Developed by the European Parkinson's Disease Association (EPDA), the Parkinson’s Disease Composite Scale (PDCS) is a simple new rating scale, meant to be used primarily by healthcare professionals.
The scale measures the severity of symptoms experienced by people with Parkinson’s, by looking at the severity of 17 different motor and non-motor symptoms.
Severity is measured on five different levels - absent, mild, moderate, severe, and very severe.
While a score of 0 is considered the absence of the specific disorder, some items range from 0 to 4 and others from 0 to 7 to account for the different levels of impact each symptom entails.
A total score can be calculated for the PDCS in this way.

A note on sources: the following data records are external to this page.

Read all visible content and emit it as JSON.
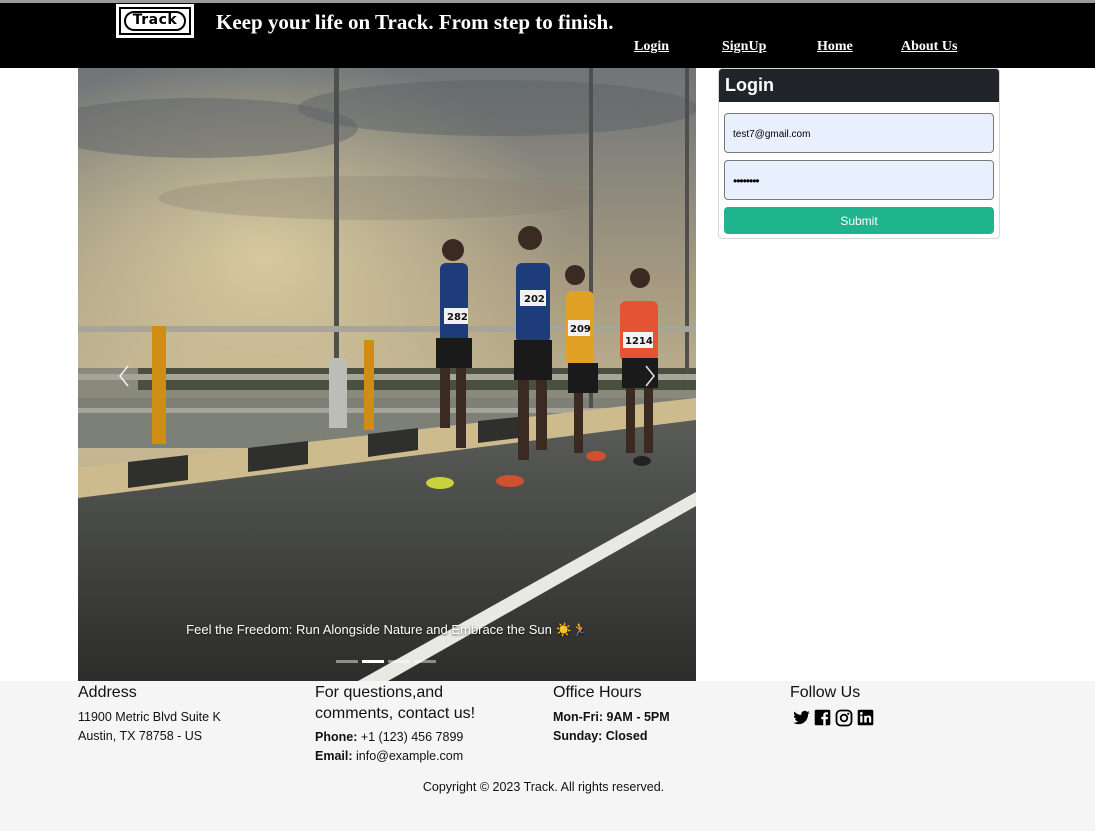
{
  "header": {
    "logo_text": "Track",
    "tagline": "Keep your life on Track. From step to finish.",
    "nav": [
      "Login",
      "SignUp",
      "Home",
      "About Us"
    ]
  },
  "carousel": {
    "caption": "Feel the Freedom: Run Alongside Nature and Embrace the Sun ☀️🏃",
    "prev_icon": "chevron-left-icon",
    "next_icon": "chevron-right-icon",
    "slide_count": 4,
    "active_slide": 2,
    "bibs": [
      "282",
      "202",
      "209",
      "1214"
    ]
  },
  "login": {
    "title": "Login",
    "email_value": "test7@gmail.com",
    "password_mask": "••••••••",
    "submit_label": "Submit"
  },
  "footer": {
    "address": {
      "heading": "Address",
      "line1": "11900 Metric Blvd Suite K",
      "line2": "Austin, TX 78758 - US"
    },
    "contact": {
      "heading": "For questions,and comments, contact us!",
      "phone_label": "Phone:",
      "phone": " +1 (123) 456 7899",
      "email_label": "Email:",
      "email": " info@example.com"
    },
    "hours": {
      "heading": "Office Hours",
      "weekdays": "Mon-Fri: 9AM - 5PM",
      "sunday": "Sunday: Closed"
    },
    "follow": {
      "heading": "Follow Us",
      "icons": [
        "twitter-icon",
        "facebook-icon",
        "instagram-icon",
        "linkedin-icon"
      ]
    },
    "copyright": "Copyright © 2023 Track. All rights reserved."
  },
  "colors": {
    "header_bg": "#000000",
    "submit_bg": "#20b48e",
    "card_header_bg": "#212529",
    "input_bg": "#e8f0fe",
    "footer_bg": "#f5f5f5"
  }
}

Although the PDCS is meant for professional use, we believe that people with Parkinson’s or their carers may find it useful in keeping track of the condition or simply learn about the varied motor and non-motor symptoms involved with a PD diagnosis.
Please do not self-assess yourself and instead talk to your GP or treating team before making any changes.
Download the PDCS here, if you like.